“If your GoPro is new enough and is playing up, contact the Go Pro team and try get it replaced. Adding a water proof housing to your camera could increase its life span for more than 5 years, instead of 1 or 2..From my experience, GoPro 5,6 and 7 all end up with the same issue at the end. No matter how hard they tried to seal it, in the long run salt water and electrics simply do not mix. Nothing survives the salt water. This will solve both the touch screen issues and the water problem.

You take your GoPro in the ocean regularly. Would you mind sharing what type of the mouth piece you are currently using?

I love the @theprostandard mouth pieces, how ever there is a bit of a story to it. It was created by a Canadian, largely for snowboarding. Back in the day I had some issues with it. The mount was too stiff and when it broke it cut my lip. However the new version is superb as they are made out of the new plastic (holycarbonate). It is super strong and most importantly under the extreme pressure it should bend and not snap. Compering to some other mounts in the market, it is by far the best for being able to communicate while wearing it. It will take a few sessions to get used to breathing with it, but surprisingly I noticed that I have better breath when I regularly keep using it.

“Don’t forget the good leash. I don’t think the float is necessary, but a traditional bicep leash will do the job. Just make sure you do as many loops as you can around the top of the mount so it stays secure at all times.”

On a final note. It is always an interesting discussion, as to what mode is the best to shoot in. What is your preference on that topic?

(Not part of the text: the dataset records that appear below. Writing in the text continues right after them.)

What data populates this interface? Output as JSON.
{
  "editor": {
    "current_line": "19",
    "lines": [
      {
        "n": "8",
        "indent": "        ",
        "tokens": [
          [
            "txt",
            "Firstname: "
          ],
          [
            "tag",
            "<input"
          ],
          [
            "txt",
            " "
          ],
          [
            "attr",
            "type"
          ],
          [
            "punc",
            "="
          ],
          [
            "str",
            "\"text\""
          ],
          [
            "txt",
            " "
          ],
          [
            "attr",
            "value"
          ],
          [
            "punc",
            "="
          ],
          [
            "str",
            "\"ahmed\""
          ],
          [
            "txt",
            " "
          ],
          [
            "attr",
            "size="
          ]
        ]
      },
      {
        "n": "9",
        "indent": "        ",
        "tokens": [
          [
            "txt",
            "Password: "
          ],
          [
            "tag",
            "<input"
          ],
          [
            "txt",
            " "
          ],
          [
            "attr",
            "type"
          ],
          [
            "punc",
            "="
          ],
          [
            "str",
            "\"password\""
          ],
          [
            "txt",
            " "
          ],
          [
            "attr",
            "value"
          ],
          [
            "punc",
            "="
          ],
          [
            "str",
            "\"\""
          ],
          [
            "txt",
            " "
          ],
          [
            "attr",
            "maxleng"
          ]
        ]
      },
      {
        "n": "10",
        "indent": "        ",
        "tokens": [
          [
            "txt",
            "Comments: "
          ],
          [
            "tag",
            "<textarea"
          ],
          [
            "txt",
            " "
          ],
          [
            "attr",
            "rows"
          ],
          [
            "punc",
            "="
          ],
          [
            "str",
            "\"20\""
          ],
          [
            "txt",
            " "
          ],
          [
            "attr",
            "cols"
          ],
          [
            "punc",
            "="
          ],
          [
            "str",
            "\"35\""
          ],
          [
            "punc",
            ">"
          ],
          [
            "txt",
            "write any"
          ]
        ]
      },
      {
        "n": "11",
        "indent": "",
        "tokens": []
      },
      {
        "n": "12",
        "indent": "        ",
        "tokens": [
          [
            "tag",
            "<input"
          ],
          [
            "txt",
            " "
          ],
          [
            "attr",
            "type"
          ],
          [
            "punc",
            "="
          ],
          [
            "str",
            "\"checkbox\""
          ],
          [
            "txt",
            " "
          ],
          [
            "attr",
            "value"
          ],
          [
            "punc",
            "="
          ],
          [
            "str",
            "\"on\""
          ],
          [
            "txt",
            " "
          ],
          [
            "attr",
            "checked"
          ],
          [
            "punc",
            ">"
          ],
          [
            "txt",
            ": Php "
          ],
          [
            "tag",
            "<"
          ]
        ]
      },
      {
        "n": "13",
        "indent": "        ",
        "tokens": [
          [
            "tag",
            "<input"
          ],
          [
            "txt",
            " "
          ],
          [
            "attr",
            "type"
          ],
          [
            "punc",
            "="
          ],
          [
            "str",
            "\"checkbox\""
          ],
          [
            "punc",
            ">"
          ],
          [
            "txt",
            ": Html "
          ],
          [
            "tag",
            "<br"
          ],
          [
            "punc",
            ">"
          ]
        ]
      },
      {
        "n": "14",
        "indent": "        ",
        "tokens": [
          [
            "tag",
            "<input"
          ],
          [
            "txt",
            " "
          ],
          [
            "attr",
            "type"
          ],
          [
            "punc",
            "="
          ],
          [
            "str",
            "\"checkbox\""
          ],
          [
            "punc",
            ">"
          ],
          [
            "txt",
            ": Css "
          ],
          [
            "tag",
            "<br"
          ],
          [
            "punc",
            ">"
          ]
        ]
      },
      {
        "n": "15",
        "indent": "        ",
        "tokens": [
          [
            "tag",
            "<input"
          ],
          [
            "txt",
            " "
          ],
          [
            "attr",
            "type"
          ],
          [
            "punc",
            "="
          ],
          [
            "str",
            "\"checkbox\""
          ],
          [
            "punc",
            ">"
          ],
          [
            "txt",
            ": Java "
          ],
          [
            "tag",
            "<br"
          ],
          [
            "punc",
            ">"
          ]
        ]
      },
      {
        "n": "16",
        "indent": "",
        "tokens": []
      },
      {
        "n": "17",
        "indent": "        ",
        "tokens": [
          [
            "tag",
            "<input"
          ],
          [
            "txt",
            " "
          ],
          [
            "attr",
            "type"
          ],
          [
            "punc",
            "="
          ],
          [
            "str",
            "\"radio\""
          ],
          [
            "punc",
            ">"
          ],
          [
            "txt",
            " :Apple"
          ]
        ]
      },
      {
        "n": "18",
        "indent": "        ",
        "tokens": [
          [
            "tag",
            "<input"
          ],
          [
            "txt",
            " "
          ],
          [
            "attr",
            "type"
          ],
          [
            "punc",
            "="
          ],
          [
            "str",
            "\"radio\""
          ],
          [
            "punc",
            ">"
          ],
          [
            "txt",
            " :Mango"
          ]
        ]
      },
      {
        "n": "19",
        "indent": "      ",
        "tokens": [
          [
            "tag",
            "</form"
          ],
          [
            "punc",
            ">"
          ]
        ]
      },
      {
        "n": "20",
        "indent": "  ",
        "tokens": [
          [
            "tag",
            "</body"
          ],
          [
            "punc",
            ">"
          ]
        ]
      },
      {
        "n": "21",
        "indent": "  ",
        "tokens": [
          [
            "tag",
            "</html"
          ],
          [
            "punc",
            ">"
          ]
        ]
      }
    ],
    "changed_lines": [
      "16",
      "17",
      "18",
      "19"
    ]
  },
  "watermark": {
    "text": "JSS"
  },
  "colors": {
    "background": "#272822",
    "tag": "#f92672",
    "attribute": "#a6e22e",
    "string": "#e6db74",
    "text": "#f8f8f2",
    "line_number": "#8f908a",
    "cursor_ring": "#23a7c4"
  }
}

“I’am a huge fan of slow motion, although I know some are not. I also like to shoot on the super view setting, as you need to get crazy deep with wide setting to get a decent barrel vision. So generally, I stick to 1080p 120 FPS super view. 240 FPS is rad, as when it’s super slow it turns out super silky, but you are limited to the “wide-view” setting. 240 FPS is perfect for shooting into waves.”